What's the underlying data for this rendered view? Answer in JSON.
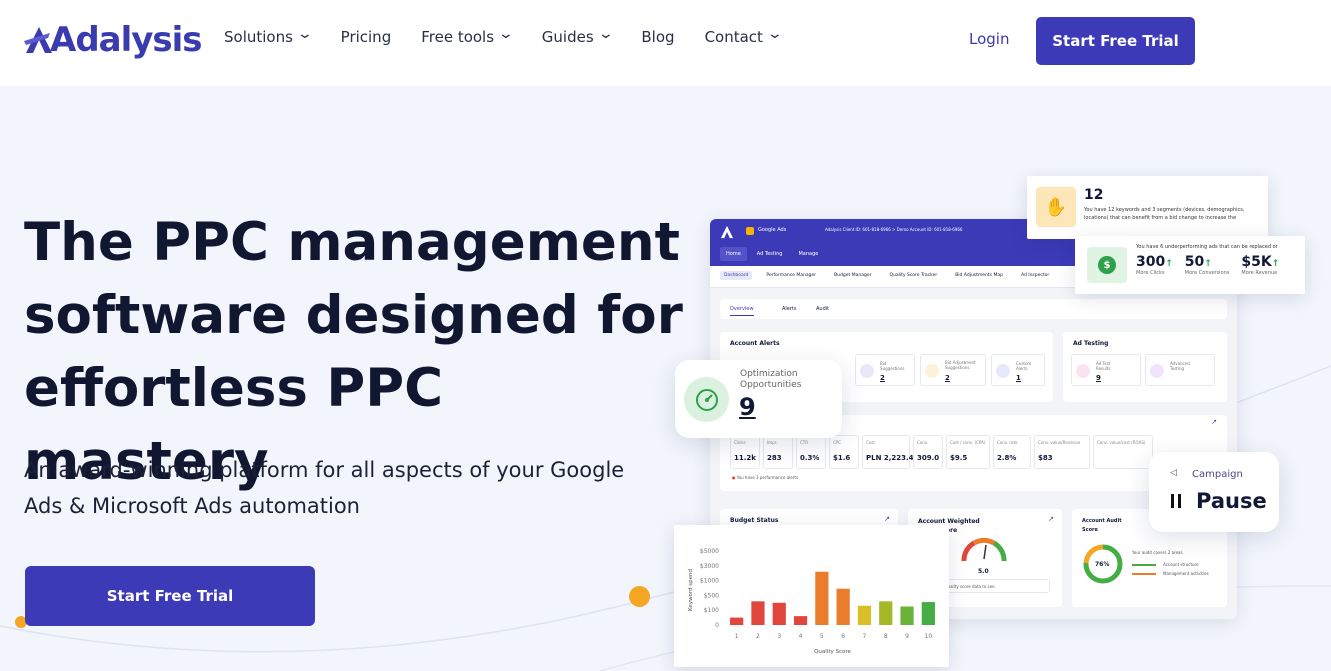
{
  "header": {
    "logo": "Adalysis",
    "nav": [
      {
        "label": "Solutions",
        "dropdown": true
      },
      {
        "label": "Pricing",
        "dropdown": false
      },
      {
        "label": "Free tools",
        "dropdown": true
      },
      {
        "label": "Guides",
        "dropdown": true
      },
      {
        "label": "Blog",
        "dropdown": false
      },
      {
        "label": "Contact",
        "dropdown": true
      }
    ],
    "login": "Login",
    "cta": "Start Free Trial"
  },
  "hero": {
    "title_lines": [
      "The PPC management",
      "software designed for",
      "effortless PPC mastery"
    ],
    "subtitle_lines": [
      "An award-winning platform for all aspects of your Google",
      "Ads & Microsoft Ads automation"
    ],
    "cta": "Start Free Trial"
  },
  "dashboard": {
    "brand": "Google Ads",
    "client": "Adalysis Client ID: 601-818-6966 > Demo Account ID: 601-818-6966",
    "top_tabs": [
      "Home",
      "Ad Testing",
      "Manage"
    ],
    "sub_tabs": [
      "Dashboard",
      "Performance Manager",
      "Budget Manager",
      "Quality Score Tracker",
      "Bid Adjustments Map",
      "Ad Inspector"
    ],
    "view_tabs": [
      "Overview",
      "Alerts",
      "Audit"
    ],
    "account_alerts": {
      "title": "Account Alerts",
      "items": [
        {
          "label": "Bid Suggestions",
          "value": "2"
        },
        {
          "label": "Bid Adjustment Suggestions",
          "value": "2"
        },
        {
          "label": "Custom Alerts",
          "value": "1"
        }
      ]
    },
    "ad_testing": {
      "title": "Ad Testing",
      "items": [
        {
          "label": "Ad Test Results",
          "value": "9"
        },
        {
          "label": "Advanced Testing",
          "value": ""
        }
      ]
    },
    "metrics": [
      {
        "label": "Clicks",
        "value": "11.2k"
      },
      {
        "label": "Impr.",
        "value": "283"
      },
      {
        "label": "CTR",
        "value": "0.3%"
      },
      {
        "label": "CPC",
        "value": "$1.6"
      },
      {
        "label": "Cost",
        "value": "PLN 2,223.4k"
      },
      {
        "label": "Conv.",
        "value": "309.0"
      },
      {
        "label": "Cost / conv. (CPA)",
        "value": "$9.5"
      },
      {
        "label": "Conv. rate",
        "value": "2.8%"
      },
      {
        "label": "Conv. value/Revenue",
        "value": "$83"
      },
      {
        "label": "Conv. value/cost (ROAS)",
        "value": ""
      }
    ],
    "perf_note": "You have 3 performance alerts",
    "budget_status": "Budget Status",
    "account_weighted": "Account Weighted",
    "weighted_suffix": "ore",
    "weighted_value": "5.0",
    "weighted_note": "quality score data to see",
    "audit": {
      "title": "Account Audit Score",
      "value": "76%",
      "note": "Your audit covers 2 areas",
      "items": [
        "Account structure",
        "Management activities"
      ]
    }
  },
  "bid_card": {
    "value": "12",
    "text": "You have 12 keywords and 3 segments (devices, demographics, locations) that can benefit from a bid change to increase the"
  },
  "ads_card": {
    "text": "You have 6 underperforming ads that can be replaced or",
    "stats": [
      {
        "value": "300",
        "label": "More Clicks"
      },
      {
        "value": "50",
        "label": "More Conversions"
      },
      {
        "value": "$5K",
        "label": "More Revenue"
      }
    ]
  },
  "opt_card": {
    "label_lines": [
      "Optimization",
      "Opportunities"
    ],
    "value": "9"
  },
  "campaign_card": {
    "label": "Campaign",
    "value": "Pause"
  },
  "chart_data": {
    "type": "bar",
    "categories": [
      "1",
      "2",
      "3",
      "4",
      "5",
      "6",
      "7",
      "8",
      "9",
      "10"
    ],
    "values": [
      500,
      1600,
      1500,
      600,
      3600,
      2450,
      1300,
      1600,
      1250,
      1550
    ],
    "colors": [
      "#e0463c",
      "#e0463c",
      "#e0463c",
      "#e0463c",
      "#ea7d2c",
      "#ea7d2c",
      "#d8bf28",
      "#a4b828",
      "#6cb23a",
      "#46ad44"
    ],
    "ytick_labels": [
      "0",
      "$100",
      "$500",
      "$1000",
      "$3000",
      "$5000"
    ],
    "yticks": [
      0,
      1000,
      2000,
      3000,
      4000,
      5000
    ],
    "ylim": [
      0,
      5000
    ],
    "xlabel": "Quality Score",
    "ylabel": "Keyword spend"
  }
}
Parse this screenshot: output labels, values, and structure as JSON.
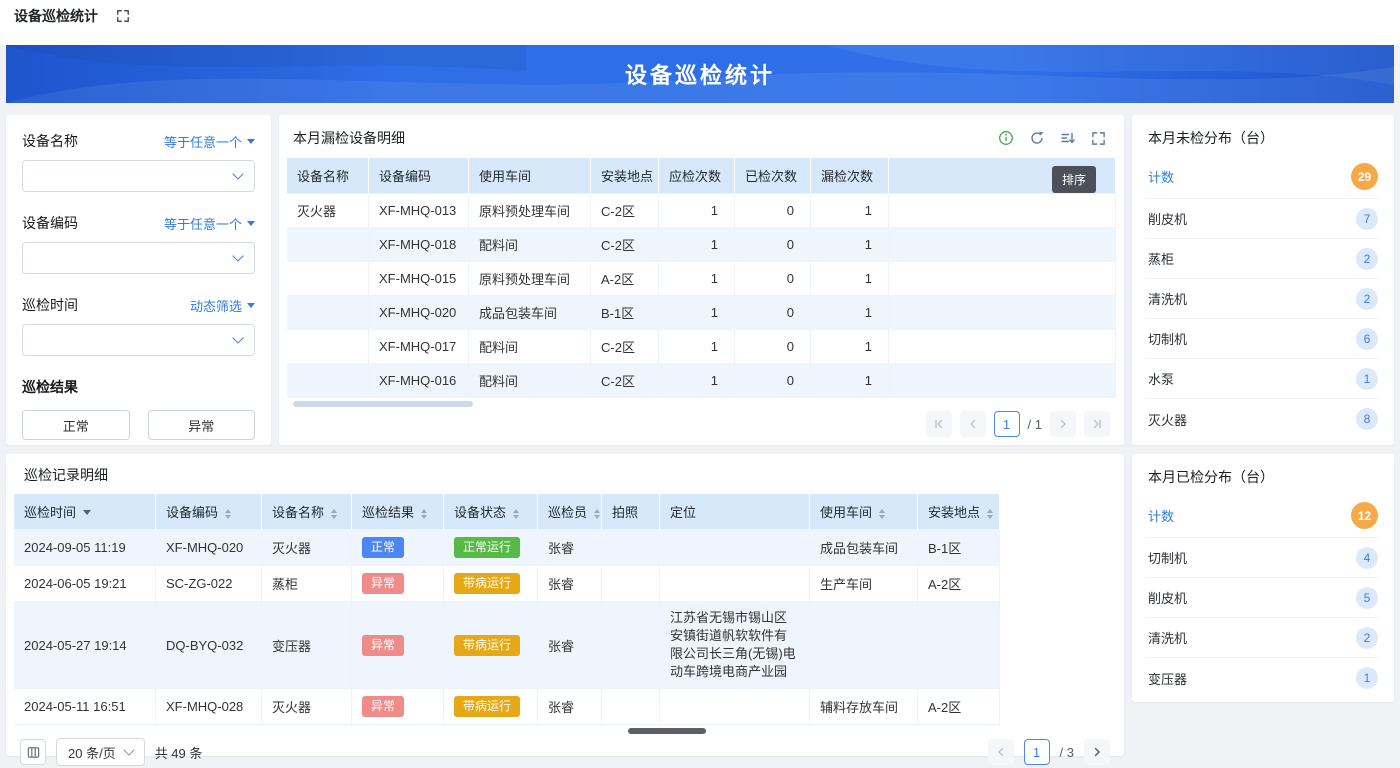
{
  "colors": {
    "banner_blue": "#2e6ee6",
    "table_header_blue": "#d7e8fa",
    "row_alt_blue": "#eef5fd",
    "link_blue": "#2e7ce0",
    "badge_normal_blue": "#4c86f0",
    "badge_abnormal_red": "#f08b8b",
    "badge_running_green": "#57b946",
    "badge_faulty_amber": "#e6a817",
    "count_badge_orange": "#f7a948",
    "item_badge_blue_bg": "#dbe9fa"
  },
  "icons": {
    "topbar": "fullscreen-expand",
    "missed_panel": [
      "info",
      "refresh",
      "sort",
      "fullscreen"
    ],
    "pagination": [
      "first-page",
      "prev-page",
      "next-page",
      "last-page"
    ],
    "records_tools": [
      "column-settings",
      "chevron-down"
    ],
    "header_sort": "up-down-arrows",
    "time_column_filter": "caret-down"
  },
  "topbar": {
    "title": "设备巡检统计"
  },
  "banner": {
    "title": "设备巡检统计"
  },
  "filters": {
    "device_name_label": "设备名称",
    "device_name_operator": "等于任意一个",
    "device_code_label": "设备编码",
    "device_code_operator": "等于任意一个",
    "time_label": "巡检时间",
    "time_operator": "动态筛选",
    "result_label": "巡检结果",
    "result_normal": "正常",
    "result_abnormal": "异常"
  },
  "missed_panel": {
    "title": "本月漏检设备明细",
    "sort_tooltip": "排序",
    "columns": [
      "设备名称",
      "设备编码",
      "使用车间",
      "安装地点",
      "应检次数",
      "已检次数",
      "漏检次数"
    ],
    "rows": [
      {
        "name": "灭火器",
        "code": "XF-MHQ-013",
        "workshop": "原料预处理车间",
        "location": "C-2区",
        "due": "1",
        "done": "0",
        "missed": "1"
      },
      {
        "name": "",
        "code": "XF-MHQ-018",
        "workshop": "配料间",
        "location": "C-2区",
        "due": "1",
        "done": "0",
        "missed": "1"
      },
      {
        "name": "",
        "code": "XF-MHQ-015",
        "workshop": "原料预处理车间",
        "location": "A-2区",
        "due": "1",
        "done": "0",
        "missed": "1"
      },
      {
        "name": "",
        "code": "XF-MHQ-020",
        "workshop": "成品包装车间",
        "location": "B-1区",
        "due": "1",
        "done": "0",
        "missed": "1"
      },
      {
        "name": "",
        "code": "XF-MHQ-017",
        "workshop": "配料间",
        "location": "C-2区",
        "due": "1",
        "done": "0",
        "missed": "1"
      },
      {
        "name": "",
        "code": "XF-MHQ-016",
        "workshop": "配料间",
        "location": "C-2区",
        "due": "1",
        "done": "0",
        "missed": "1"
      }
    ],
    "pagination": {
      "page": "1",
      "total": "/ 1"
    }
  },
  "records_panel": {
    "title": "巡检记录明细",
    "columns": [
      "巡检时间",
      "设备编码",
      "设备名称",
      "巡检结果",
      "设备状态",
      "巡检员",
      "拍照",
      "定位",
      "使用车间",
      "安装地点"
    ],
    "rows": [
      {
        "time": "2024-09-05 11:19",
        "code": "XF-MHQ-020",
        "name": "灭火器",
        "result": "正常",
        "status": "正常运行",
        "inspector": "张睿",
        "photo": "",
        "location": "",
        "workshop": "成品包装车间",
        "install": "B-1区"
      },
      {
        "time": "2024-06-05 19:21",
        "code": "SC-ZG-022",
        "name": "蒸柜",
        "result": "异常",
        "status": "带病运行",
        "inspector": "张睿",
        "photo": "",
        "location": "",
        "workshop": "生产车间",
        "install": "A-2区"
      },
      {
        "time": "2024-05-27 19:14",
        "code": "DQ-BYQ-032",
        "name": "变压器",
        "result": "异常",
        "status": "带病运行",
        "inspector": "张睿",
        "photo": "",
        "location": "江苏省无锡市锡山区安镇街道帆软软件有限公司长三角(无锡)电动车跨境电商产业园",
        "workshop": "",
        "install": ""
      },
      {
        "time": "2024-05-11 16:51",
        "code": "XF-MHQ-028",
        "name": "灭火器",
        "result": "异常",
        "status": "带病运行",
        "inspector": "张睿",
        "photo": "",
        "location": "",
        "workshop": "辅料存放车间",
        "install": "A-2区"
      }
    ],
    "pagination": {
      "page_size": "20 条/页",
      "total_count": "共 49 条",
      "page": "1",
      "total": "/ 3"
    }
  },
  "right_panels": {
    "unchecked": {
      "title": "本月未检分布（台）",
      "count_label": "计数",
      "count_value": "29",
      "items": [
        {
          "label": "削皮机",
          "value": "7"
        },
        {
          "label": "蒸柜",
          "value": "2"
        },
        {
          "label": "清洗机",
          "value": "2"
        },
        {
          "label": "切制机",
          "value": "6"
        },
        {
          "label": "水泵",
          "value": "1"
        },
        {
          "label": "灭火器",
          "value": "8"
        }
      ]
    },
    "checked": {
      "title": "本月已检分布（台）",
      "count_label": "计数",
      "count_value": "12",
      "items": [
        {
          "label": "切制机",
          "value": "4"
        },
        {
          "label": "削皮机",
          "value": "5"
        },
        {
          "label": "清洗机",
          "value": "2"
        },
        {
          "label": "变压器",
          "value": "1"
        }
      ]
    }
  }
}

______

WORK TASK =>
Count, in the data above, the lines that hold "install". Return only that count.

REPLY =>
4